**Data to use**
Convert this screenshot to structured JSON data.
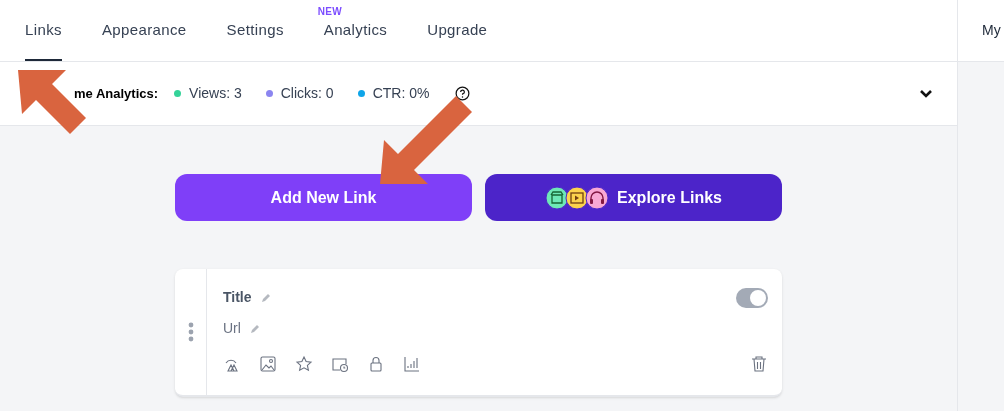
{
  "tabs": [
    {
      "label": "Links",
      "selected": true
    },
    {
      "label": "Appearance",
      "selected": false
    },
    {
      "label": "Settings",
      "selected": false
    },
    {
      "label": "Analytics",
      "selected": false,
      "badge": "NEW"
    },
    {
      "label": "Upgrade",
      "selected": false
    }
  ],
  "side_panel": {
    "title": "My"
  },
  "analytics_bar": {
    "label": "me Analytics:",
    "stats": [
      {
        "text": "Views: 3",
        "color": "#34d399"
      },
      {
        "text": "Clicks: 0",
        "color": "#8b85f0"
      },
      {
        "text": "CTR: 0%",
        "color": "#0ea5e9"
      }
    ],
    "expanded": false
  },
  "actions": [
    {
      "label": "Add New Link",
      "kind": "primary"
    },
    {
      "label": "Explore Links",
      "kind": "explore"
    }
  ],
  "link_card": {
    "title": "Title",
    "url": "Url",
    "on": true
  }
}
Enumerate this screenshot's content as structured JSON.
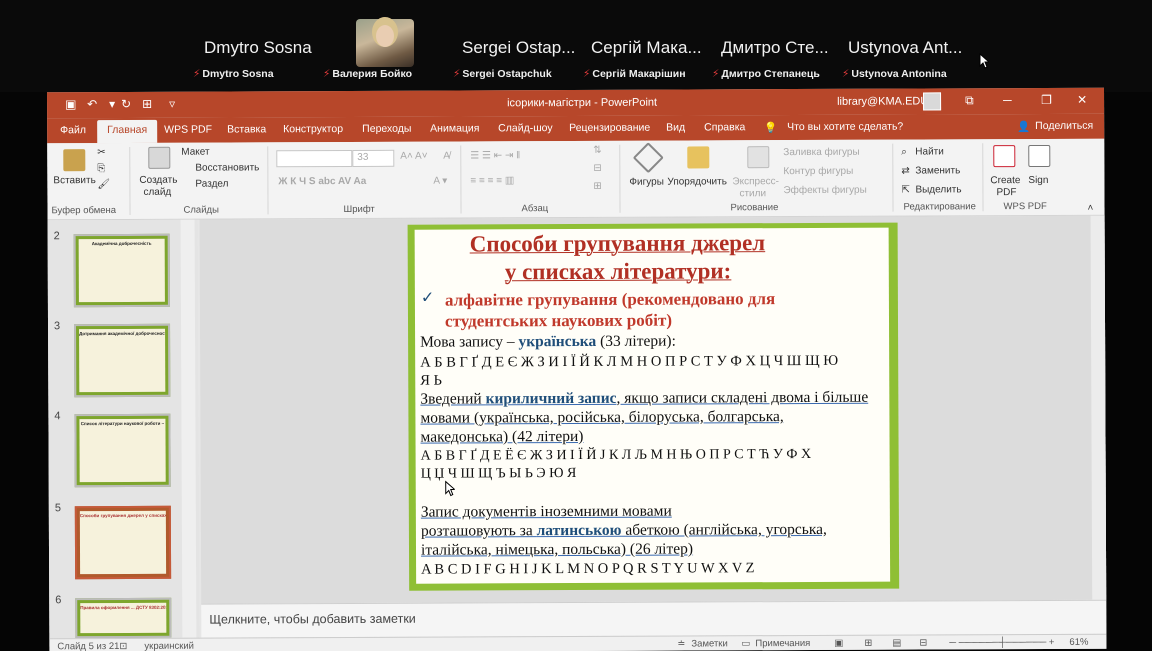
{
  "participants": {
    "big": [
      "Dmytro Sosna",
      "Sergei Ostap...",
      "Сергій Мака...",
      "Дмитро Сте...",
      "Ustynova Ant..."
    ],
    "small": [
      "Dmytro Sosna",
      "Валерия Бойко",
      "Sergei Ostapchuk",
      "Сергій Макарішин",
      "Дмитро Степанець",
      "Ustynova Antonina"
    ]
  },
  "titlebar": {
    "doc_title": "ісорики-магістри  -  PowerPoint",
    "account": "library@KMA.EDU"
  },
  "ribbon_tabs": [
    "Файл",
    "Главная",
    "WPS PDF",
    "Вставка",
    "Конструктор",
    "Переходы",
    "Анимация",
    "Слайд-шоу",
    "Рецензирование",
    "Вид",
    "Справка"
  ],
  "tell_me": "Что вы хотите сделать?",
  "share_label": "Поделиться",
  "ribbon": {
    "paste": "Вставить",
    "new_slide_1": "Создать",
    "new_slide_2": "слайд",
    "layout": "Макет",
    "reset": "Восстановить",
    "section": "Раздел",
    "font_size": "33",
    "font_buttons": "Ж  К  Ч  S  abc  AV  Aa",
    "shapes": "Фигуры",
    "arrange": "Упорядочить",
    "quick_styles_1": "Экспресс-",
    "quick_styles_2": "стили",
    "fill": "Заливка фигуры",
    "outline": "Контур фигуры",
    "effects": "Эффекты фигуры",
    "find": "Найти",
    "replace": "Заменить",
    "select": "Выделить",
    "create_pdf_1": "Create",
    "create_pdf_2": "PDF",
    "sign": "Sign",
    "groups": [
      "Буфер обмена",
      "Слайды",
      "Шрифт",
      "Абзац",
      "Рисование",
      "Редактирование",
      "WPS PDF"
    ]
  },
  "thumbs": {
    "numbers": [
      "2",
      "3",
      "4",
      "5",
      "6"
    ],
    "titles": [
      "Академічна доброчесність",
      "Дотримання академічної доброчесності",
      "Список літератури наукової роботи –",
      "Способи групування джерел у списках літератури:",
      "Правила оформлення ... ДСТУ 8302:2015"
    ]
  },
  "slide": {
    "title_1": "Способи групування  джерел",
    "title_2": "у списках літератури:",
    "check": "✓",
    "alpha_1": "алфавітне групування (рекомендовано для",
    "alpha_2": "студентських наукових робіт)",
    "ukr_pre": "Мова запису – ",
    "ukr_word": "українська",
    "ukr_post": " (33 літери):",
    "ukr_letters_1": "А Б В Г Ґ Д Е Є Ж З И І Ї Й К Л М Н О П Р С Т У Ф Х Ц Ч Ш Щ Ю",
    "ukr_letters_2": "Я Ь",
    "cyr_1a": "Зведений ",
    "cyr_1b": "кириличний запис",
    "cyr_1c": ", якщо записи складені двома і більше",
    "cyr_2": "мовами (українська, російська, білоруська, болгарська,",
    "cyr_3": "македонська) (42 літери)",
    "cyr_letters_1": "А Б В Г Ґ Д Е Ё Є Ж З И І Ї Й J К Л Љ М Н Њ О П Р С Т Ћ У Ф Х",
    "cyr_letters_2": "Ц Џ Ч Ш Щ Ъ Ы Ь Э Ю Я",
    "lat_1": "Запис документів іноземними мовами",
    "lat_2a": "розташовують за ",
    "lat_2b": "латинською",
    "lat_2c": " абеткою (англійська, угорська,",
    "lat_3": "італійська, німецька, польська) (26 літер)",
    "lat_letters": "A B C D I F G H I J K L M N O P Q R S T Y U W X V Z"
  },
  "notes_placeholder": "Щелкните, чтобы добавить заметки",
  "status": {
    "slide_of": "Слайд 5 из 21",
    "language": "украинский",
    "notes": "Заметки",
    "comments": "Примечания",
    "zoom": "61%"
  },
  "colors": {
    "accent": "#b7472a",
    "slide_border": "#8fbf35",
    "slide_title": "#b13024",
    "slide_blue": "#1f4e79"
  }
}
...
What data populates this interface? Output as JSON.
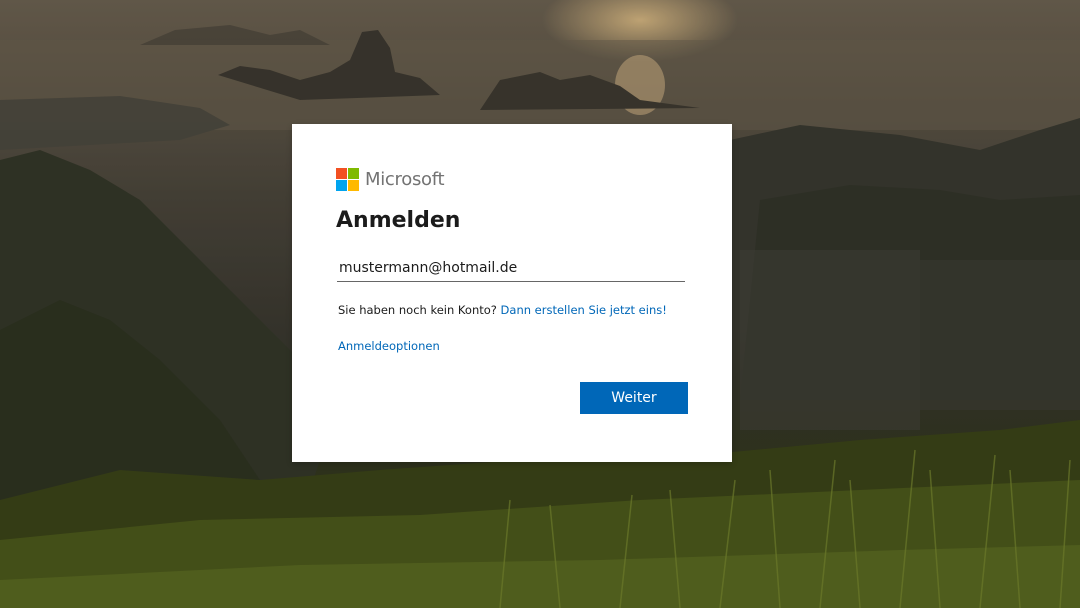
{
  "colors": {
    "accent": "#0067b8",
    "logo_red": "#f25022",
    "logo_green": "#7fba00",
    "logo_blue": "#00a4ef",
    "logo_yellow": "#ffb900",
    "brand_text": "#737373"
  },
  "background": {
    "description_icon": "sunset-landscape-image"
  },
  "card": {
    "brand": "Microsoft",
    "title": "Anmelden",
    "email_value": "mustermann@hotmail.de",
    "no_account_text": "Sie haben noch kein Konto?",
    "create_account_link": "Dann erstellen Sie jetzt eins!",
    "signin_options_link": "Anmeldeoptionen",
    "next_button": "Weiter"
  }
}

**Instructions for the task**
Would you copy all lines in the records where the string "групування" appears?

**Exercise solution**
      "Способи групування джерел у списках літератури:",
    "title_1": "Способи групування  джерел",
    "alpha_1": "алфавітне групування (рекомендовано для",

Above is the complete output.